Christine Van den Hove

It is 1838. In a mountain village, deep in the south of France, close to the Spanish border, two children are born on the same day. The two girls, Colombe and Amparo, grow up together, and feel increasingly attracted to each other. But they live in a place and an era where there are as yet no words for what they feel. Expressing your feelings simply isn’t done.

Subtle tale of an impossible love****

When Colombe marries the reclusive shepherd Michel, and goes to live on a hill some way from the village, the women are driven apart. When Michel accidentally mutilates Colombe, Amparo suddenly disappears. It is only many years later, when Michel has died and the women are already in their fifties, that they see each other again. Amparo turns out to have built up a new life and career as a sculptor. She was able to do so by taking on a new identity: after leaving the village she lived as a man.

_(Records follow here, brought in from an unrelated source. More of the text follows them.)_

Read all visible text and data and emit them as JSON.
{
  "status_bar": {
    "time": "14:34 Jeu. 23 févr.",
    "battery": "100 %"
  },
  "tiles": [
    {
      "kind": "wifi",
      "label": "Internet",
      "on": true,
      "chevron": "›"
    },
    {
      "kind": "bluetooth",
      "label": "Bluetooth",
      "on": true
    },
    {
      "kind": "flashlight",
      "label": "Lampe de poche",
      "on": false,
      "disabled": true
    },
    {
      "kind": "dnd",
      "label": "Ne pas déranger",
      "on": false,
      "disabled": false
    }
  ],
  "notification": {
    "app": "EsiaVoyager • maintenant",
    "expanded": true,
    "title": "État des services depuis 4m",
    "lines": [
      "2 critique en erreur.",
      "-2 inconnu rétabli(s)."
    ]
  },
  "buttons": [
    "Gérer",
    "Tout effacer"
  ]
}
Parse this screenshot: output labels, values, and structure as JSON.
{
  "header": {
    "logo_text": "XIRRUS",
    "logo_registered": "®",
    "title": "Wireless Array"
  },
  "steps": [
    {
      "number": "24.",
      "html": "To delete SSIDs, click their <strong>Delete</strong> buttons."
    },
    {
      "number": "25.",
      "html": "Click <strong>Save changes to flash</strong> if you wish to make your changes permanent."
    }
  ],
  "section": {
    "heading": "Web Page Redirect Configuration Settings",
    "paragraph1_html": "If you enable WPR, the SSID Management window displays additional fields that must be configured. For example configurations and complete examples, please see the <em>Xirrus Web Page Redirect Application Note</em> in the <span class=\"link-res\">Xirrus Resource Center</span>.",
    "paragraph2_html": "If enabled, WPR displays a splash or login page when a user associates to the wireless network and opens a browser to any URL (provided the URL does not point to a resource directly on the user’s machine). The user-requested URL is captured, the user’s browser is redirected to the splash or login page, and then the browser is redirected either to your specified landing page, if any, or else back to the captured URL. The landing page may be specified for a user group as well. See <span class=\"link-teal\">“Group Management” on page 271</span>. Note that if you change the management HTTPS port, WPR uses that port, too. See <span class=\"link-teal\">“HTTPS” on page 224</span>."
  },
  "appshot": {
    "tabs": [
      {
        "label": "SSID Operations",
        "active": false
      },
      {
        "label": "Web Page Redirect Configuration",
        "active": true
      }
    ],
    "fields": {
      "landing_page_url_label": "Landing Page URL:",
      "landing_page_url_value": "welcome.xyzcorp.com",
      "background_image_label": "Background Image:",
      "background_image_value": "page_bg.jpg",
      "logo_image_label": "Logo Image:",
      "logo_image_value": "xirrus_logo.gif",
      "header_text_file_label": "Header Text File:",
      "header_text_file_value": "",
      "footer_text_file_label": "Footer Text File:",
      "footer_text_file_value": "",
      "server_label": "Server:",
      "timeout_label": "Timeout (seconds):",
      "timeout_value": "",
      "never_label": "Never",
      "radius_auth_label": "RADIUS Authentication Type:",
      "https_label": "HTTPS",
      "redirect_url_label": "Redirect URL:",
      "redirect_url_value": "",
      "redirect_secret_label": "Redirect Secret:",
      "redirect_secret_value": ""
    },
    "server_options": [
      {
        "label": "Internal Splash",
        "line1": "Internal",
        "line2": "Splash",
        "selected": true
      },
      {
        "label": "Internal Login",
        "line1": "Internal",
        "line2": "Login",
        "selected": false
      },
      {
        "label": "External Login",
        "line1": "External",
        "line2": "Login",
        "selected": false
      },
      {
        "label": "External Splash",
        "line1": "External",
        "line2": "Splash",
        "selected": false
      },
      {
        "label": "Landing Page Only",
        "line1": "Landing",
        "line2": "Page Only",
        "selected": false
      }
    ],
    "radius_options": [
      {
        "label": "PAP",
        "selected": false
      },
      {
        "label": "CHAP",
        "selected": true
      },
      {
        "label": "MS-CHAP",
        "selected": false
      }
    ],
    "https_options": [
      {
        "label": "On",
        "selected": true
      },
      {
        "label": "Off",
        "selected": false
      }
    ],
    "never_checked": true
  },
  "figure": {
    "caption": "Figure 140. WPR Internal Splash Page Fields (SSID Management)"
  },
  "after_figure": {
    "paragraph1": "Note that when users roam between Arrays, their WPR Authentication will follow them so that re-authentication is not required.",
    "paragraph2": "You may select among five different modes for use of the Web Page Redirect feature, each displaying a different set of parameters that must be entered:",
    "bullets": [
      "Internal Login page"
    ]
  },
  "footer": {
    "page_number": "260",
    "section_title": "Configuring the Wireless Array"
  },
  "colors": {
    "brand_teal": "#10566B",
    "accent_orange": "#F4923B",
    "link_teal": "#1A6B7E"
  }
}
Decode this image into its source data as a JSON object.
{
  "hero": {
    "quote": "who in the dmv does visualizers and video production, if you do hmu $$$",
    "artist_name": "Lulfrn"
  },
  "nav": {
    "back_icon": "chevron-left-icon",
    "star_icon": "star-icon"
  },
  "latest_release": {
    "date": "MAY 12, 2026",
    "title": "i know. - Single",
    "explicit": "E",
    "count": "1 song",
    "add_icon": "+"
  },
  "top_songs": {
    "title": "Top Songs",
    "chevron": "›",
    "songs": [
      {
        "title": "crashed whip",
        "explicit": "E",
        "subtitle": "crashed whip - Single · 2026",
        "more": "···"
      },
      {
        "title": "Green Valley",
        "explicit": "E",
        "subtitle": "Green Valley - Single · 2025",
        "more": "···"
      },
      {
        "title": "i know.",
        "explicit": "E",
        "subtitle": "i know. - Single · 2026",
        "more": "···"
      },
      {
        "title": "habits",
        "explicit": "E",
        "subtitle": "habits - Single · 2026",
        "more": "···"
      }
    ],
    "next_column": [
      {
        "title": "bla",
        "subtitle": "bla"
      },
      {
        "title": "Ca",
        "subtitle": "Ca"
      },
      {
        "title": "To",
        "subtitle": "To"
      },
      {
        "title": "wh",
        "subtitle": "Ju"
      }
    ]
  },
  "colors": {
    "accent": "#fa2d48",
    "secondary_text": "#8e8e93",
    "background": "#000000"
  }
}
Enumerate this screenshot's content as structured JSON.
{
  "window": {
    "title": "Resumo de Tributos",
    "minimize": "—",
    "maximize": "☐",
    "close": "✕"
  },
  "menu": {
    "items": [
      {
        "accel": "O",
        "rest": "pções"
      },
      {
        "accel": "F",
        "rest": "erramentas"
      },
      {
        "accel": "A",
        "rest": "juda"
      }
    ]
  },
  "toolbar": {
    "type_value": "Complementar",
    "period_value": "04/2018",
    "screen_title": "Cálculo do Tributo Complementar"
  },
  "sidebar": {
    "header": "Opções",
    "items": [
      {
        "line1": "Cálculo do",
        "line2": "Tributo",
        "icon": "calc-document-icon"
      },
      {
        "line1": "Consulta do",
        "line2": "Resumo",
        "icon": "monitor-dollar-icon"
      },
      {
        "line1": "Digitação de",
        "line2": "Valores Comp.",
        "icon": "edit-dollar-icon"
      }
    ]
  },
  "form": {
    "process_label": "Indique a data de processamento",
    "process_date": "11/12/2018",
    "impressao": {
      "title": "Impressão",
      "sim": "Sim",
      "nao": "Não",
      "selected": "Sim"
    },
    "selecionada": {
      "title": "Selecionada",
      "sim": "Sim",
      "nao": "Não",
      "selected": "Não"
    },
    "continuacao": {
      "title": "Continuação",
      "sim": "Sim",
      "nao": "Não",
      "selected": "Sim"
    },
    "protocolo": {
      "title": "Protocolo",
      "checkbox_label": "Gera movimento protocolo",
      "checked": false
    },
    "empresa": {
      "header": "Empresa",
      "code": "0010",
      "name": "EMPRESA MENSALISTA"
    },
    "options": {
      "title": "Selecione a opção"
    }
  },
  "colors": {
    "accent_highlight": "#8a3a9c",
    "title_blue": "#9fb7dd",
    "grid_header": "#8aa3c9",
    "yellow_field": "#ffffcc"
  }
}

Christine Van den Hove has written a tender novel that lets each of the three characters speak in turn. She beautifully captures the soberness of rural life, the daily routine and the things that are unspoken. The love triangle is developed subtly, with an eye for nuance and the complexity of the multifaceted love between the characters. Her style – restrained, sober and clear – and the important role played by the hills and the pastoral landscape bring to mind Paolo Cognetti’s ‘The Eight Mountains’.

Beautifully written debut*****
Romantic without being sentimental